Leave out the pictures and copy the remaining records exactly.

━━━━━━

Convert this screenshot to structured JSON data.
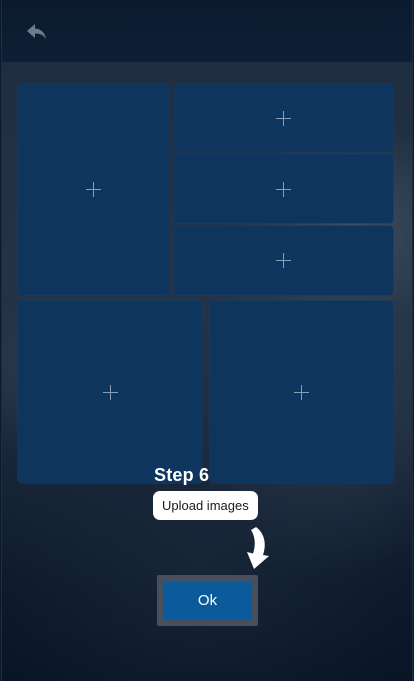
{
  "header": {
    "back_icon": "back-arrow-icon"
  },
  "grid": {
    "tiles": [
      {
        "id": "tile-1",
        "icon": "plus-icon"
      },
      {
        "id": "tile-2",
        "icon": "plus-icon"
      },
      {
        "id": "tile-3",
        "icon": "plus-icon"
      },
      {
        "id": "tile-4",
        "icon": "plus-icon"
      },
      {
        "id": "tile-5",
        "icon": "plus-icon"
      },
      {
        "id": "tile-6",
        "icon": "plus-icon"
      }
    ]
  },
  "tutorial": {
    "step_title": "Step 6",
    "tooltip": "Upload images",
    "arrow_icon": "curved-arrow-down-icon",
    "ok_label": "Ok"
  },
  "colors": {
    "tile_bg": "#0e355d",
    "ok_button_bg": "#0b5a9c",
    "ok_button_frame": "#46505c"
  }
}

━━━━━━

▶ **Exercise output**
Convert this screenshot to structured JSON data.
{
  "header": {
    "back_icon": "back-arrow-icon"
  },
  "grid": {
    "tiles": [
      {
        "id": "tile-1",
        "icon": "plus-icon"
      },
      {
        "id": "tile-2",
        "icon": "plus-icon"
      },
      {
        "id": "tile-3",
        "icon": "plus-icon"
      },
      {
        "id": "tile-4",
        "icon": "plus-icon"
      },
      {
        "id": "tile-5",
        "icon": "plus-icon"
      },
      {
        "id": "tile-6",
        "icon": "plus-icon"
      }
    ]
  },
  "tutorial": {
    "step_title": "Step 6",
    "tooltip": "Upload images",
    "arrow_icon": "curved-arrow-down-icon",
    "ok_label": "Ok"
  },
  "colors": {
    "tile_bg": "#0e355d",
    "ok_button_bg": "#0b5a9c",
    "ok_button_frame": "#46505c"
  }
}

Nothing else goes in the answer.